“What kind of crap was that?”
“I’m sorry,” I frowned. “I’m totally confused. Are there any Republicans or Democrats in the room?”
“Well of course, but…”
“And do you vote? Do you all vote?”
“Well,” I asked, “do you have something against democracy then?”
Of course not, they all cried, but what does any of that have to do with this presentation?
“Well,” I said, “that’s the beauty of it! If you’re a Republican or a Democrat, you already agree that this ‘six step’ solution is the perfect answer to incredibly complex problems like educating children, providing health care, alleviating poverty and eliminating drug use – and tons of other problems far more complex than the one you want me to solve! So – given that you already approve of this ‘six step’ program for the most complicated and challenging social problems, surely it should be perfectly applicable to your much less complicated business issue! Heck, it might even be overkill!
This did not go over very well at all, which was rather surprising to me. I had to interrupt their angry words. “What on earth are you upset about?” I demanded. “Do you disapprove of public education? Does public education use something other than this ‘six step’ program? Don’t we give guns to a group of people and then ask them to educate our children? Don’t we give these people the entire power of the state, which they use to prevent other educators from competing with them? Does this power not give this group access to enormous amounts of money? Do we not keep handing those in the government our ‘wish list’ of the problems we want solved? And do we not fully expect that they will provide us with a solution? Why on earth are you angry? You have already approved this plan!”

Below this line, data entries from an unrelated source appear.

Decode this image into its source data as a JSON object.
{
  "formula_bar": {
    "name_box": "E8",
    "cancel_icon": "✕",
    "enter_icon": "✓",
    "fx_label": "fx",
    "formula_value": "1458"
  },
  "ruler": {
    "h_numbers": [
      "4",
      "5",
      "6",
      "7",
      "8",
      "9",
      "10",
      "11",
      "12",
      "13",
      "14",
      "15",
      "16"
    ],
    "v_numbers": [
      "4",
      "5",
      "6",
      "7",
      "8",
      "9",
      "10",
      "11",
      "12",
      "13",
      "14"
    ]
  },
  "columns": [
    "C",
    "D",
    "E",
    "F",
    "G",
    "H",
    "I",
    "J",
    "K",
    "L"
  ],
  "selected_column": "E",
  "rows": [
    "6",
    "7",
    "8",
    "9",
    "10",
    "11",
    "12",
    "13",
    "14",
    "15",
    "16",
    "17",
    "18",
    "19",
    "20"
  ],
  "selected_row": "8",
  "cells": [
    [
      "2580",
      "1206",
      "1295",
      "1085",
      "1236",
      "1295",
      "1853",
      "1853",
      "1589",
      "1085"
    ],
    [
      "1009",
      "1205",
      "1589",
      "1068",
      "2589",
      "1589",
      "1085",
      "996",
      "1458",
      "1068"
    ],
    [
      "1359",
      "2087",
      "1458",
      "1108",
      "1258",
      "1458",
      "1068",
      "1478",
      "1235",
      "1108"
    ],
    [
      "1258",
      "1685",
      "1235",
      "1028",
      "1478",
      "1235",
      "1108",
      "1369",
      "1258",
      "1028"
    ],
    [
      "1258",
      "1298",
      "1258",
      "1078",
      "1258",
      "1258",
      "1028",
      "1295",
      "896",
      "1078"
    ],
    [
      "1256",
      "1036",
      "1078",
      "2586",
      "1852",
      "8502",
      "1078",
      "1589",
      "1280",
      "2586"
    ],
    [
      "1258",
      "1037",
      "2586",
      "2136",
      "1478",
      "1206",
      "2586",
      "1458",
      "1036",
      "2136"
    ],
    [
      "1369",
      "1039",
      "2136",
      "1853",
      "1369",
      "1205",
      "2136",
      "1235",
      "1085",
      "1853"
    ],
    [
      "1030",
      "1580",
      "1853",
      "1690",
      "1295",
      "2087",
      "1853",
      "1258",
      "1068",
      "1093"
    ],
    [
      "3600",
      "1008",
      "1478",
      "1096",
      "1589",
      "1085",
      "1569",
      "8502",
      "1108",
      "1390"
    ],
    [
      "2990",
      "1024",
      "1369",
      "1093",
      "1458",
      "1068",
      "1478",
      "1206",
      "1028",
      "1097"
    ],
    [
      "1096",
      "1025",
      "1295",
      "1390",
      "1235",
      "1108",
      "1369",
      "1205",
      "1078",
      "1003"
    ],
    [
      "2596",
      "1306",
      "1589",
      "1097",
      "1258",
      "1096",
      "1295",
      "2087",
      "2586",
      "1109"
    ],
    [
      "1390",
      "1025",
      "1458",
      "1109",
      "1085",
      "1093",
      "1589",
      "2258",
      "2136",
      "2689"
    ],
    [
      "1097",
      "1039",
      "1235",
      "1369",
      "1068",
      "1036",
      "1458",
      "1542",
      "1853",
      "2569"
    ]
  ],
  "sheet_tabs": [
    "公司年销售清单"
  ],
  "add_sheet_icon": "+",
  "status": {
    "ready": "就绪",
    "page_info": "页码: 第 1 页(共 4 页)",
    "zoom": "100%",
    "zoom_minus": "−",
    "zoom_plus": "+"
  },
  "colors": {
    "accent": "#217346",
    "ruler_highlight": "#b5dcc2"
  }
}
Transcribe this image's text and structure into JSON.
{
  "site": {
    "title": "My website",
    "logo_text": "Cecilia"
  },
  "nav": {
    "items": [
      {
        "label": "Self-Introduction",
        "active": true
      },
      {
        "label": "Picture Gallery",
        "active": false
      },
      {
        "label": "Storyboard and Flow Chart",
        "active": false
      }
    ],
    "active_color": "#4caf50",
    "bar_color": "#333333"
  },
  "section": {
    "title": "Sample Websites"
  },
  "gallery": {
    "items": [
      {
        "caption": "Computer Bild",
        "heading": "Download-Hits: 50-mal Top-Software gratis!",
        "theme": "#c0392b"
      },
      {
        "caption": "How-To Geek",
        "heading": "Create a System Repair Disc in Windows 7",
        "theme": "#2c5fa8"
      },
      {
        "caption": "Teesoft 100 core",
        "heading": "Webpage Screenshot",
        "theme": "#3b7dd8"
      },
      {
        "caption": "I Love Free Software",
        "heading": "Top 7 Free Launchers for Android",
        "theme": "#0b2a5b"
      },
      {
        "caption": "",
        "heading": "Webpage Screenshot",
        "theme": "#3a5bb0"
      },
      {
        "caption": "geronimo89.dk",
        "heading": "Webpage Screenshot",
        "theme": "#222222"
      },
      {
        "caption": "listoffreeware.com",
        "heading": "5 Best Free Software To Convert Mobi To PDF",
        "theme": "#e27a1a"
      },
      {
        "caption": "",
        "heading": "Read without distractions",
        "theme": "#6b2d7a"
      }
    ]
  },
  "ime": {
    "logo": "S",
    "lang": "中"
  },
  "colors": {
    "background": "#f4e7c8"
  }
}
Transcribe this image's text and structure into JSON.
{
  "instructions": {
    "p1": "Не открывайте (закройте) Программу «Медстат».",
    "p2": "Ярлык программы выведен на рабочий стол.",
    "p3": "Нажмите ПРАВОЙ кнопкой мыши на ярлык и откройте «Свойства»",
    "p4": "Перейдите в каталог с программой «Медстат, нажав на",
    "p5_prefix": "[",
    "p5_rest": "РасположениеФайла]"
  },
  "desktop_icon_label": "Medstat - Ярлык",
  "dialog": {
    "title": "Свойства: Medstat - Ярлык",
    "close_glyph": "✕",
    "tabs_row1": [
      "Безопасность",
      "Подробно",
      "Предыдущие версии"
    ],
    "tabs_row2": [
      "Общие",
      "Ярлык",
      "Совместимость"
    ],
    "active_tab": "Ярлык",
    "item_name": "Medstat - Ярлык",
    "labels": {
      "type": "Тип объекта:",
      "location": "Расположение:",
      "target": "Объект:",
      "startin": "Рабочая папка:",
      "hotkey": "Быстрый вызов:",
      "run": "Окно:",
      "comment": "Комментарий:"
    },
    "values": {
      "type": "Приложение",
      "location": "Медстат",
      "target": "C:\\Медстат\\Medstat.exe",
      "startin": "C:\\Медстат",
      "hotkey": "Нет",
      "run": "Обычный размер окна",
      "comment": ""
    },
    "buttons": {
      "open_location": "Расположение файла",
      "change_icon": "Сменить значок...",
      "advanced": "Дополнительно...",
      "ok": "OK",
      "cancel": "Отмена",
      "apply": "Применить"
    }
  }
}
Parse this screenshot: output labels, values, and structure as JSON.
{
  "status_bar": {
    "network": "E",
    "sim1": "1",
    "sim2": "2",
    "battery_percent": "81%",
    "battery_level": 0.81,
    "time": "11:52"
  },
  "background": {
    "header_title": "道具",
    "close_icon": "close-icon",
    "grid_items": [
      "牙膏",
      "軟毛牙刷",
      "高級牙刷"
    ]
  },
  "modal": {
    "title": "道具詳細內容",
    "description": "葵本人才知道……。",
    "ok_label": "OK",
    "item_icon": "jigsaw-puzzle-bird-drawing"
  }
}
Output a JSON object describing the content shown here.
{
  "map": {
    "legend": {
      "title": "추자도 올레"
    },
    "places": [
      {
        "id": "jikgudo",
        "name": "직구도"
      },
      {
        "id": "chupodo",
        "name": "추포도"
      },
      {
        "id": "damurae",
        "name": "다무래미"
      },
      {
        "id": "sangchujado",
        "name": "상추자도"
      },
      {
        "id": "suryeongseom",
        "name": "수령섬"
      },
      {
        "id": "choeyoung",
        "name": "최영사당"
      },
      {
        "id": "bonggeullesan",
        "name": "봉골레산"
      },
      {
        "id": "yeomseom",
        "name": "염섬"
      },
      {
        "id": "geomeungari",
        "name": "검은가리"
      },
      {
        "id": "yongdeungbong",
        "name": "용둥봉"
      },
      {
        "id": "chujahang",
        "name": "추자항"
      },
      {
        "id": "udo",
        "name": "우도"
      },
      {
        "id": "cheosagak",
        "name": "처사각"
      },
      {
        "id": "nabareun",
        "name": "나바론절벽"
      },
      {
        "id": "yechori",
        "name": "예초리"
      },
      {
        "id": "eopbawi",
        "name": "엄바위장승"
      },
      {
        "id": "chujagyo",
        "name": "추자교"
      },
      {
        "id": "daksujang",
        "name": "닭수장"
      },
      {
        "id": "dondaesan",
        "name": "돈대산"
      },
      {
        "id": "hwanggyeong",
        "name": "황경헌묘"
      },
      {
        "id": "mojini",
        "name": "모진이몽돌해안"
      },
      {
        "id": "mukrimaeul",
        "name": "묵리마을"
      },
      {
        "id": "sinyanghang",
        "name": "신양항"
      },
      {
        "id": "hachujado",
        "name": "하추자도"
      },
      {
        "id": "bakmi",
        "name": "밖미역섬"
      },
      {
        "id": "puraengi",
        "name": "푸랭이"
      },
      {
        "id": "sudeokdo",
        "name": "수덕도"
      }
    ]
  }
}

More anger, more hostility – and then, most strangely, the Chairman suddenly demanded that I give them a full refund! I could not believe it! I asked if everyone had decided that they no longer were Democrats or Republicans. Strenuous denials all around! I held up my hand. “Excuse me. Excuse me! What do you do when the government fails to give you what you want? Do you demand a refund? If not, then why should I give you one?”
They ended up throwing me out on the street, shook their fists in my face, and promised to sue me if I didn’t give them back every penny they’d paid me.
I got up and dusted myself off, shaking my head in utter confusion. When I offer them a political solution, they scowl and yell at me – but they cheer and vote for a politician! I offer them the exact same solution that the government does, and they express loyalty to the government and threaten me! They throw me out into the street – and then meekly send their children to government schools. And jails. And wars.
People are very, very confusing.